Problem to work on → Count the lines in the records beneath this task that contain the string "JSON", then give the count by itself.

Dataset records START

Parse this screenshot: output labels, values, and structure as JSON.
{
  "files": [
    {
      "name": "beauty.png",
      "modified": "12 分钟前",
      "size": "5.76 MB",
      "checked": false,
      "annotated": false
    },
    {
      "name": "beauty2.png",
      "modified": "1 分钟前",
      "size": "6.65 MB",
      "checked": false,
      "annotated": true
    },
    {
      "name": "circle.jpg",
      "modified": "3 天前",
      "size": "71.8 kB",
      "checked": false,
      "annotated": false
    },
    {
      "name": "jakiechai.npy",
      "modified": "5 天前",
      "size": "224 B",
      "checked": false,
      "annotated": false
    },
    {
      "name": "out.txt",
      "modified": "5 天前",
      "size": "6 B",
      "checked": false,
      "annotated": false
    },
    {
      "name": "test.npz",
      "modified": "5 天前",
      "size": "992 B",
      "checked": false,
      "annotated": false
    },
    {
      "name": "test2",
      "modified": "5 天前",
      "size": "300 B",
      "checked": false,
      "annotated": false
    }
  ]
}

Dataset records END
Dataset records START

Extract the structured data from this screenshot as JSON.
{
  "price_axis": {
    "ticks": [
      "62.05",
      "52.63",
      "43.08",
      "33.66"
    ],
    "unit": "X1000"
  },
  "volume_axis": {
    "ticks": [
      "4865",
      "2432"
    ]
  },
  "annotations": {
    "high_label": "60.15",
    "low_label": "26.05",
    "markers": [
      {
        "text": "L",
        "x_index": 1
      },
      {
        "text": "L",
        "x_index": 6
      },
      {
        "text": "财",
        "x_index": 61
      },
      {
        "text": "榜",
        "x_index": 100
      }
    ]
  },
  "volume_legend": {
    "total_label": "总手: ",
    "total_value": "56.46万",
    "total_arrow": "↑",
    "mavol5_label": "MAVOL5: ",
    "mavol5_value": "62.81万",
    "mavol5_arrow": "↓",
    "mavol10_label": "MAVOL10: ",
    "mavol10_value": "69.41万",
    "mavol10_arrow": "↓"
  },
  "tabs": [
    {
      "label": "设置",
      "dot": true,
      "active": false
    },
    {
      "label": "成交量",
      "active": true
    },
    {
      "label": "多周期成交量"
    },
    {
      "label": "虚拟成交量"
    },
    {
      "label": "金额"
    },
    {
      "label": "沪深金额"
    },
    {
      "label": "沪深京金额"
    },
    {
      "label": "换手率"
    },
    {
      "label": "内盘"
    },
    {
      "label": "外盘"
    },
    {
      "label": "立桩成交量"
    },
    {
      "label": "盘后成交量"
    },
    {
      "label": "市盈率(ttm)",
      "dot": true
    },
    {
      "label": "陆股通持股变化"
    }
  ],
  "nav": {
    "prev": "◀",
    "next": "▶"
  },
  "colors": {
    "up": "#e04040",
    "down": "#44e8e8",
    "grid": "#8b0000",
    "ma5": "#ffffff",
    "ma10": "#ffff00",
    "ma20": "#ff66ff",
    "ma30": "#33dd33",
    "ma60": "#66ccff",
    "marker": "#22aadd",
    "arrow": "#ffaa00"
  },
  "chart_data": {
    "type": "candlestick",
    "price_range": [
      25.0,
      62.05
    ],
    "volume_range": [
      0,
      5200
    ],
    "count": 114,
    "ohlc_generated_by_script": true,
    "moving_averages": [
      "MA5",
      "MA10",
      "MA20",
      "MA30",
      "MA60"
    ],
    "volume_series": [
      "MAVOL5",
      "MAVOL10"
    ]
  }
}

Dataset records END

Your response → 2